As Goes Bethlehem: Steelworkers and the Restructuring of an Industrial Working Class (Hardcover)
The steel industry played a central role in building post-World War II economic success in the US and in defining the parameters of the post-World War II social contract. As these long-term processes both preceded and contributed to the Great Recession, a new capitalism--one in which banks and the credit system took precedence over industrial production--changed the lives of many American workers, including steelworkers. As Goes Bethlehem raises important questions about why workers and their unions were not able to successfully contest this attack on industrial labor, instead settling for best navigating a long downward trajectory. Through the experiences and reflections of steelworkers, Jill A. Schennum demonstrates the significance of work, and particularly of industrial work, in giving meaning to people's lives, identities, and sense of worth. She uses workers' narratives and voices to show the importance of work space, time, and social relations, rejecting dominant interpretations of blue-collar workers as alienated from their work but well-paid and co-opted by a middle-class standard of living. Schennum covers thirty-five years of investment and disinvestment, managerial initiatives, transfer decisions, layoffs and downsizings, external transfers, the eventual bankruptcy of the Bethlehem Steel Corporation, and movement into retirement, unemployment, and new postindustrial jobs. The very solidarities, rights of citizenship, and rule of law forged in the mill and built on by the union were constructed, in part, through exclusions based on race, ethnicity, gender, and region. These lines of fracture were mobilized to undermine working-class strength in the postindustrial period. Through the experiences of African American, Puerto Rican, coal country, and women workers in the steel mills, this book explores these issues of fracture and solidarity.
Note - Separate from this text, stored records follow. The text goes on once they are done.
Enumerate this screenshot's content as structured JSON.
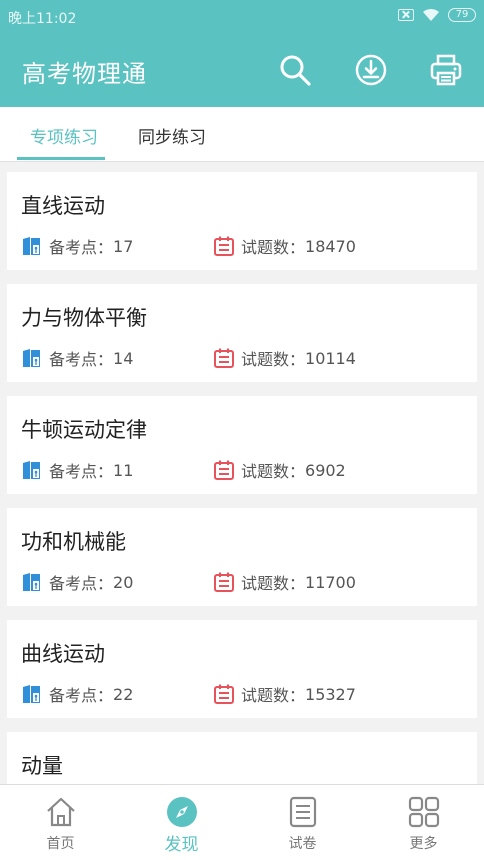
{
  "status_bar": {
    "time": "晚上11:02",
    "battery": "79"
  },
  "app_bar": {
    "title": "高考物理通",
    "icons": [
      "search-icon",
      "download-icon",
      "printer-icon"
    ]
  },
  "tabs": [
    {
      "label": "专项练习",
      "active": true
    },
    {
      "label": "同步练习",
      "active": false
    }
  ],
  "labels": {
    "points_prefix": "备考点：",
    "questions_prefix": "试题数："
  },
  "topics": [
    {
      "name": "直线运动",
      "points": "17",
      "questions": "18470"
    },
    {
      "name": "力与物体平衡",
      "points": "14",
      "questions": "10114"
    },
    {
      "name": "牛顿运动定律",
      "points": "11",
      "questions": "6902"
    },
    {
      "name": "功和机械能",
      "points": "20",
      "questions": "11700"
    },
    {
      "name": "曲线运动",
      "points": "22",
      "questions": "15327"
    },
    {
      "name": "动量"
    }
  ],
  "bottom_nav": [
    {
      "label": "首页",
      "icon": "home-icon",
      "active": false
    },
    {
      "label": "发现",
      "icon": "compass-icon",
      "active": true
    },
    {
      "label": "试卷",
      "icon": "paper-icon",
      "active": false
    },
    {
      "label": "更多",
      "icon": "grid-icon",
      "active": false
    }
  ],
  "colors": {
    "primary": "#5bc2c2",
    "book_icon": "#2f8fd8",
    "calendar_icon": "#e8535b"
  }
}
Jill A. Schennum is a professor of sociology and anthropology at County College of Morris in Randolph, New Jersey.